NICOSIA, Cyprus (AP) — A man held on suspicion of helping to plan attacks against Israeli tourists on Cyprus displayed similar behavioral patterns to a suicide bomber who killed six in a Bulgarian seaside resort, the island's justice minister said Monday, but stopped short of drawing any links between the two.
Loucas Louca said that the case was "very sensitive," and although the actions were not similar "some patterns of his behavior were the same as that of the terrorist in the Bulgarian terrorist attack."
Louca said the 24-year-old suspect belonged to an organization which is not on a European Union list of known terrorist groups. He declined to name the organization, or give any further details because he said the investigation is ongoing.

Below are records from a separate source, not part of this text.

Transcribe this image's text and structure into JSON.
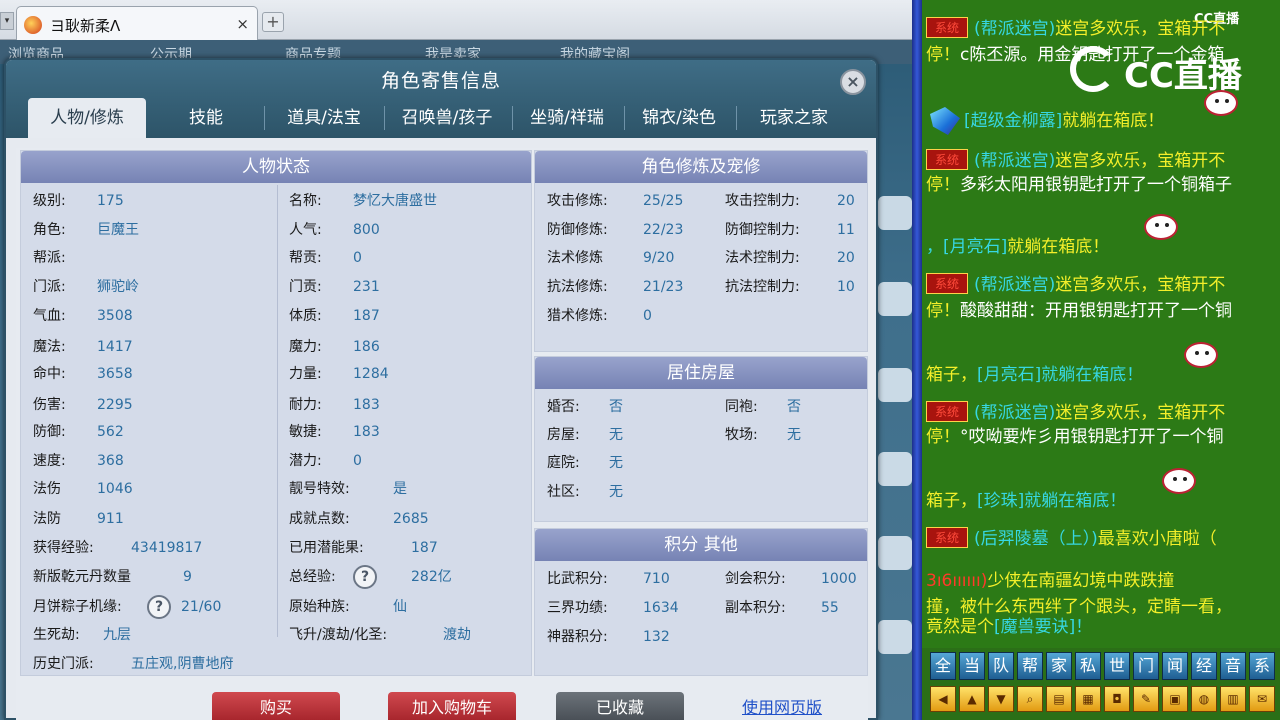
{
  "browser": {
    "tab_title": "ヨ耿新柔Λ",
    "new_tab_label": "+",
    "close_label": "×"
  },
  "background_nav": [
    "浏览商品",
    "公示期",
    "商品专题",
    "我是卖家",
    "我的藏宝阁"
  ],
  "dialog": {
    "title": "角色寄售信息",
    "close_label": "×",
    "tabs": [
      "人物/修炼",
      "技能",
      "道具/法宝",
      "召唤兽/孩子",
      "坐骑/祥瑞",
      "锦衣/染色",
      "玩家之家"
    ],
    "active_tab": "人物/修炼"
  },
  "status": {
    "title": "人物状态",
    "left": [
      {
        "label": "级别:",
        "value": "175"
      },
      {
        "label": "角色:",
        "value": "巨魔王"
      },
      {
        "label": "帮派:",
        "value": ""
      },
      {
        "label": "门派:",
        "value": "狮驼岭"
      },
      {
        "label": "气血:",
        "value": "3508"
      },
      {
        "label": "魔法:",
        "value": "1417"
      },
      {
        "label": "命中:",
        "value": "3658"
      },
      {
        "label": "伤害:",
        "value": "2295"
      },
      {
        "label": "防御:",
        "value": "562"
      },
      {
        "label": "速度:",
        "value": "368"
      },
      {
        "label": "法伤",
        "value": "1046"
      },
      {
        "label": "法防",
        "value": "911"
      }
    ],
    "right": [
      {
        "label": "名称:",
        "value": "梦忆大唐盛世"
      },
      {
        "label": "人气:",
        "value": "800"
      },
      {
        "label": "帮贡:",
        "value": "0"
      },
      {
        "label": "门贡:",
        "value": "231"
      },
      {
        "label": "体质:",
        "value": "187"
      },
      {
        "label": "魔力:",
        "value": "186"
      },
      {
        "label": "力量:",
        "value": "1284"
      },
      {
        "label": "耐力:",
        "value": "183"
      },
      {
        "label": "敏捷:",
        "value": "183"
      },
      {
        "label": "潜力:",
        "value": "0"
      },
      {
        "label": "靓号特效:",
        "value": "是"
      },
      {
        "label": "成就点数:",
        "value": "2685"
      }
    ],
    "wide_left": [
      {
        "label": "获得经验:",
        "value": "43419817"
      },
      {
        "label": "新版乾元丹数量",
        "value": "9"
      },
      {
        "label": "月饼粽子机缘:",
        "value": "21/60",
        "help": "?"
      },
      {
        "label": "生死劫:",
        "value": "九层"
      },
      {
        "label": "历史门派:",
        "value": "五庄观,阴曹地府"
      }
    ],
    "wide_right": [
      {
        "label": "已用潜能果:",
        "value": "187"
      },
      {
        "label": "总经验:",
        "value": "282亿",
        "help": "?"
      },
      {
        "label": "原始种族:",
        "value": "仙"
      },
      {
        "label": "飞升/渡劫/化圣:",
        "value": "渡劫"
      }
    ]
  },
  "cultivation": {
    "title": "角色修炼及宠修",
    "left": [
      {
        "label": "攻击修炼:",
        "value": "25/25"
      },
      {
        "label": "防御修炼:",
        "value": "22/23"
      },
      {
        "label": "法术修炼",
        "value": "9/20"
      },
      {
        "label": "抗法修炼:",
        "value": "21/23"
      },
      {
        "label": "猎术修炼:",
        "value": "0"
      }
    ],
    "right": [
      {
        "label": "攻击控制力:",
        "value": "20"
      },
      {
        "label": "防御控制力:",
        "value": "11"
      },
      {
        "label": "法术控制力:",
        "value": "20"
      },
      {
        "label": "抗法控制力:",
        "value": "10"
      }
    ]
  },
  "housing": {
    "title": "居住房屋",
    "left": [
      {
        "label": "婚否:",
        "value": "否"
      },
      {
        "label": "房屋:",
        "value": "无"
      },
      {
        "label": "庭院:",
        "value": "无"
      },
      {
        "label": "社区:",
        "value": "无"
      }
    ],
    "right": [
      {
        "label": "同袍:",
        "value": "否"
      },
      {
        "label": "牧场:",
        "value": "无"
      }
    ]
  },
  "points": {
    "title": "积分 其他",
    "left": [
      {
        "label": "比武积分:",
        "value": "710"
      },
      {
        "label": "三界功绩:",
        "value": "1634"
      },
      {
        "label": "神器积分:",
        "value": "132"
      }
    ],
    "right": [
      {
        "label": "剑会积分:",
        "value": "1000"
      },
      {
        "label": "副本积分:",
        "value": "55"
      }
    ]
  },
  "actions": {
    "buy": "购买",
    "add_cart": "加入购物车",
    "collected": "已收藏",
    "web_version": "使用网页版"
  },
  "chat": {
    "logo_text": "CC直播",
    "logo_small": "CC直播",
    "system_badge": "系统",
    "lines": [
      {
        "a": "(帮派迷宫)",
        "b": "迷宫多欢乐，宝箱开不"
      },
      {
        "a": "停！",
        "b": "c陈丕源。用金钥匙打开了一个金箱"
      },
      {
        "a": "[超级金柳露]",
        "b": "就躺在箱底！"
      },
      {
        "a": "(帮派迷宫)",
        "b": "迷宫多欢乐，宝箱开不"
      },
      {
        "a": "停！",
        "b": "多彩太阳用银钥匙打开了一个铜箱子"
      },
      {
        "a": "，[月亮石]",
        "b": "就躺在箱底！"
      },
      {
        "a": "(帮派迷宫)",
        "b": "迷宫多欢乐，宝箱开不"
      },
      {
        "a": "停！",
        "b": "酸酸甜甜：开用银钥匙打开了一个铜"
      },
      {
        "a": "箱子，",
        "b": "[月亮石]就躺在箱底！"
      },
      {
        "a": "(帮派迷宫)",
        "b": "迷宫多欢乐，宝箱开不"
      },
      {
        "a": "停！",
        "b": "°哎呦要炸彡用银钥匙打开了一个铜"
      },
      {
        "a": "箱子，",
        "b": "[珍珠]就躺在箱底！"
      },
      {
        "a": "(后羿陵墓（上）)",
        "b": "最喜欢小唐啦（"
      },
      {
        "a": "3ı6ıııııı)",
        "b": "少侠在南疆幻境中跌跌撞"
      },
      {
        "a": "撞，被什么东西绊了个跟头，定睛一看，",
        "b": ""
      },
      {
        "a": "竟然是个",
        "b": "[魔兽要诀]！"
      }
    ],
    "toolbar_row1": [
      "全",
      "当",
      "队",
      "帮",
      "家",
      "私",
      "世",
      "门",
      "闻",
      "经",
      "音",
      "系"
    ],
    "toolbar_row2_icons": [
      "arrow-left-icon",
      "arrow-up-icon",
      "arrow-down-icon",
      "magnify-icon",
      "note-icon",
      "grid-icon",
      "lock-icon",
      "brush-icon",
      "window-icon",
      "chat-bubble-icon",
      "book-icon",
      "mail-icon"
    ]
  },
  "colors": {
    "dialog_header": "#2d5468",
    "section_header": "#7683b4",
    "value_text": "#2d6ea0",
    "buy_button": "#a8262d",
    "chat_bg": "#2c7a16",
    "chat_yellow": "#f4ef2a",
    "chat_cyan": "#37d7e2"
  }
}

Cyprus authorities have remained tight-lipped about the man's identity or his intended target, but have said they believe he was acting alone.
State media have widely reported the suspect to be a Swedish passport holder of Lebanese descent with affiliations to Lebanon's Hezbollah, who was monitoring and recording the movements of Israeli tourists and other Israeli interests on the island.
In a closed-doors hearing Monday, a Cyprus court renewed a police request to extend the suspect's detention until Friday when investigators are expected to formally charge him.
The suspect was arrested two weeks ago following a tip from foreign intelligence agencies.
Bulgarian officials continue to investigate last week's suicide bombing.